If we look at the Dow over a period of years, we can see that it is up a little over 20% on a three-year basis, a little more than 10% on a two-year basis, and a little more than 5% on a one-year basis. I decided to go back all the way to 1942 and investigate all historical periods that had a similar trajectory: three year returns between 20-30%; two-year returns between 10-20%; and one-year returns between 5-10%. The resulting sample, drawn from 15,740 trading days, gave me 191 occasions, but many of these were clustered within the same cyclical periods.
The most recent occasion when we saw the market trading similarly was February, 2001. If you recall, the NASDAQ had taken quite a tumble over the previous year, but the large cap Dow stocks had held up well. Over the next two years, however, the Dow fell a grievous 26%.
The largest number of occasions cluster in the 1992-1995 time period--particularly during March-October, 1994. Here, if you recall, the market faced rising interest rates, but the economy did not go into deep recession. The market drop was quite mild and, two years later, we were up by about 50%.
We next see a cluster in January and February of 1981. Sadly, I'm showing my age by remembering that market quite well. It was also a period of high interest rates. We had bounced off a 1980 low, but were headed lower later that year and steadily until August, 1982, when we launched the great bull market. One year after the 1981 period that resembled our current market, we were down about 10%, but two years later we were up by the same amount, thanks to that 1982 lift off.
February, 1973 provides the next cluster of days similar to the current one. It was not a good time in the market, as we bounced off a decline from the 1972 highs, but then fell precipitously into the December, 1974 lows. This was a time of high energy prices, high interest rates, and deep recession. Two years later, the market was down by more than 25%.
February, 1962 is our next correlate. We had the missile scare and market plunge that year, but quickly righted ourself. The market was down about 3% one year later, but up a little over 10% two years afterward.
Next we have our second largest cluster of similar market periods spanning 1953-1954, with the majority of occasions in Feb.-May, 1953. That market had risen sharply off 1949 lows and was showing modestly higher highs and lower lows for over a year. One year later, the market was up about 10% on average, but two years later it was up by about 50%, reflecting the strong growth of the post-war period.
If we lump all the occasions, we can see that the market was up on average by 10.9% one year later and 36.1% two years later. That two-year performance is stronger than the market's average two-year gain of 17.09% covering the entire sample. Clearly, the two periods of real weakness (2001 and 1973) occurred in the context of major economic slowdown, augmented by event shocks (oil, WTC bombing).

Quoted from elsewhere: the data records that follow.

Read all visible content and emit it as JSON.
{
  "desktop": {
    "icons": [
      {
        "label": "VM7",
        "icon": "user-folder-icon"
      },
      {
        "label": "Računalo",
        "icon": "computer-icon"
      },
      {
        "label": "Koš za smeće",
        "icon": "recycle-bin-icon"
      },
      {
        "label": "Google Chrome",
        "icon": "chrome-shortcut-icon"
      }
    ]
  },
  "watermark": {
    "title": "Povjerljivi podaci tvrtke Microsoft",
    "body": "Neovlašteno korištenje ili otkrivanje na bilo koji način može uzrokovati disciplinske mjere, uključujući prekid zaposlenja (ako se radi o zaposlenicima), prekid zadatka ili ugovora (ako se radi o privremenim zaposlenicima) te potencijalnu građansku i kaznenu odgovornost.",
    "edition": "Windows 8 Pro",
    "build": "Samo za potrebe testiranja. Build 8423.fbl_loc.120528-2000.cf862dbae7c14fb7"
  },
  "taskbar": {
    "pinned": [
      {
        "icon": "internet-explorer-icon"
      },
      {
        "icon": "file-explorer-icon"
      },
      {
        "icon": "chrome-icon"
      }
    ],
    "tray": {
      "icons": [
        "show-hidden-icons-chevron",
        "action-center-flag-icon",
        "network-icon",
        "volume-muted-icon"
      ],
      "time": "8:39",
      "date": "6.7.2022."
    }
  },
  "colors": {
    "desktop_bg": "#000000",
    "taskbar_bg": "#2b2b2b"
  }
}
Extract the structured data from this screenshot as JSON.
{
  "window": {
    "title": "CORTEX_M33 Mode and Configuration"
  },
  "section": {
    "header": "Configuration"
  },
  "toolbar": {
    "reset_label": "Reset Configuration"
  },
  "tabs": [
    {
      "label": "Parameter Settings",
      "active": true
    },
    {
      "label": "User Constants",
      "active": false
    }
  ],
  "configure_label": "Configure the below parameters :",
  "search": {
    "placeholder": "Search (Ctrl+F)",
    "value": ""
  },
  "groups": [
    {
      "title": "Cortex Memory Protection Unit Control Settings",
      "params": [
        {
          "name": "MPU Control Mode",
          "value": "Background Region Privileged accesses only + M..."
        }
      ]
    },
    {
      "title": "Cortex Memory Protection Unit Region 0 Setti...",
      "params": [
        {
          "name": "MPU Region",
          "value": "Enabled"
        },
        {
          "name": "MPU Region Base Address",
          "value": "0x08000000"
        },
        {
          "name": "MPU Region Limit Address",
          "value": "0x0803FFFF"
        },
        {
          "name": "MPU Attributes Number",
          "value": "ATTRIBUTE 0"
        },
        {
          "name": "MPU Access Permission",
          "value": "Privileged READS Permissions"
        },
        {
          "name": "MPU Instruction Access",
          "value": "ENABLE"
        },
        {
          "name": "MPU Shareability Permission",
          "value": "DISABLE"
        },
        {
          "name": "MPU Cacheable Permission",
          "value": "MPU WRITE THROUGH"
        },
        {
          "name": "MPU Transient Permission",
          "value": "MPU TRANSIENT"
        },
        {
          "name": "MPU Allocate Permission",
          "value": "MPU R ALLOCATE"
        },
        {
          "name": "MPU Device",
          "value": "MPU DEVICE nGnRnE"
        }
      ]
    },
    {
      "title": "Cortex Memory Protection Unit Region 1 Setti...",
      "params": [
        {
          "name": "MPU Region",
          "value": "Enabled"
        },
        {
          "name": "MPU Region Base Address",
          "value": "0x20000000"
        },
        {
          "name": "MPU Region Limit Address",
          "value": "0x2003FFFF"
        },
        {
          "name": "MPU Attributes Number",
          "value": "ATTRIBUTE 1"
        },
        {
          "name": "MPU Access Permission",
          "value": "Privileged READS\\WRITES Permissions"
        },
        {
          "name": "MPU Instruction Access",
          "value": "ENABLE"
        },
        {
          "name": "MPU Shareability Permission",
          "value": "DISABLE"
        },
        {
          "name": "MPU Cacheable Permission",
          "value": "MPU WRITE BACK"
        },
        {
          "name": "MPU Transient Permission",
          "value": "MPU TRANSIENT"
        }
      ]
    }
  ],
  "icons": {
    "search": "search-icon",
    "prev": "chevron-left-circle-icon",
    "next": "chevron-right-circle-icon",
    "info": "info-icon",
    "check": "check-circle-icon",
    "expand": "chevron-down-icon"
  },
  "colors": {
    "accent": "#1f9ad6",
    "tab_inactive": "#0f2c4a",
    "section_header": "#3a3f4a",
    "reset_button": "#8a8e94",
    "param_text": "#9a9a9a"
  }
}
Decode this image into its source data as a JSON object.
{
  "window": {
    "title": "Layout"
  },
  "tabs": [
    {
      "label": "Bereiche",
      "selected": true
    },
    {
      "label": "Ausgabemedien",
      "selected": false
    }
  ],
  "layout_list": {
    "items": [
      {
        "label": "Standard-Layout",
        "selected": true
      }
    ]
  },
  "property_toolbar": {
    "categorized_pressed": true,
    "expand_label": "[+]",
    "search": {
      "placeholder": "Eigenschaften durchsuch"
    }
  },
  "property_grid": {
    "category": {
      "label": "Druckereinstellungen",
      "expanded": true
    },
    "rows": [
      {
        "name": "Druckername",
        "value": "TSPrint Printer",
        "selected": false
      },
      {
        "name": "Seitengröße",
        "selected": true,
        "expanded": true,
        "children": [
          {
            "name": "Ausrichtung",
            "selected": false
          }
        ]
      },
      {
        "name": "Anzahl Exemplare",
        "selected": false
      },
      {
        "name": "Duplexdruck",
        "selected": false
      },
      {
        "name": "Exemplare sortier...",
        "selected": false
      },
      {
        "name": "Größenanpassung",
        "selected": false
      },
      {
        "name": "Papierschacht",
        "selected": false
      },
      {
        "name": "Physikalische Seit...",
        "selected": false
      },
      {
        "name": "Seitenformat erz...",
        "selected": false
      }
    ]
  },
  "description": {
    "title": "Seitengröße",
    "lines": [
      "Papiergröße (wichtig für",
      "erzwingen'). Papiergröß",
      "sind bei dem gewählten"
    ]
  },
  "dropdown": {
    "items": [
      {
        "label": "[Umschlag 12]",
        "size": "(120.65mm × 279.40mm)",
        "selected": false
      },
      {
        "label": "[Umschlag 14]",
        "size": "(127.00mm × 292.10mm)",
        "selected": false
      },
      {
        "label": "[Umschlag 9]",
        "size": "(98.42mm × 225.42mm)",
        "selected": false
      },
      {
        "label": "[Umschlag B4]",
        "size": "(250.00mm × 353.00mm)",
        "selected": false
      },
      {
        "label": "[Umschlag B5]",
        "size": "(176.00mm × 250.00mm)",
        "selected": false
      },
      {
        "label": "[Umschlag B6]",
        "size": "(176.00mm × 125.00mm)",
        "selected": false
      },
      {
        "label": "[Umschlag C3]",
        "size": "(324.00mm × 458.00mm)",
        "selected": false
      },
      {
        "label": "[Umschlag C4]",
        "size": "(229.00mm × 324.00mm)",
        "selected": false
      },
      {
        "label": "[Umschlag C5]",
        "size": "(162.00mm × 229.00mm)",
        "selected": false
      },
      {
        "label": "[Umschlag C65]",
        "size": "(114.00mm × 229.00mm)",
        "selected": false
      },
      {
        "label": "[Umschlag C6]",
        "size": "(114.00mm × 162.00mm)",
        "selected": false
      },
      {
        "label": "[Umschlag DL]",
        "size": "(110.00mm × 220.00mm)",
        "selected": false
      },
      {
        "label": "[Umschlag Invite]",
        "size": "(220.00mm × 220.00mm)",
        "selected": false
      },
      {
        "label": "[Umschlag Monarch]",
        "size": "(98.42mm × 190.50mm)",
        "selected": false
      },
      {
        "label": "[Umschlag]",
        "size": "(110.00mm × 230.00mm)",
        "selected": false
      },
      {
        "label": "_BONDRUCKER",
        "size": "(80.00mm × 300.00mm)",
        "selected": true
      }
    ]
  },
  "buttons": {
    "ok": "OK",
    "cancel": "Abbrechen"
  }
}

Here's the interesting part. If we look *three* years out, all periods similar to the current one were profitable, except for those 2001 and 1973 occasions, which only lost less than 3% at worst. Indeed, the average three-year gain was 72.4%, much stronger than the average three-year gain of 26.3% for the sample overall.
This time may be different, I suppose, but the historical record suggests that buying for the longer run on near-term weakness would not be a bad strategy. Unless you're anticipating a rerun of 1929, 1973, or 2001, buying a three-year up market in which gains have been moderate over the past year is an attractive proposition. I'll post more on this in the Trading Psychology Weblog tonight.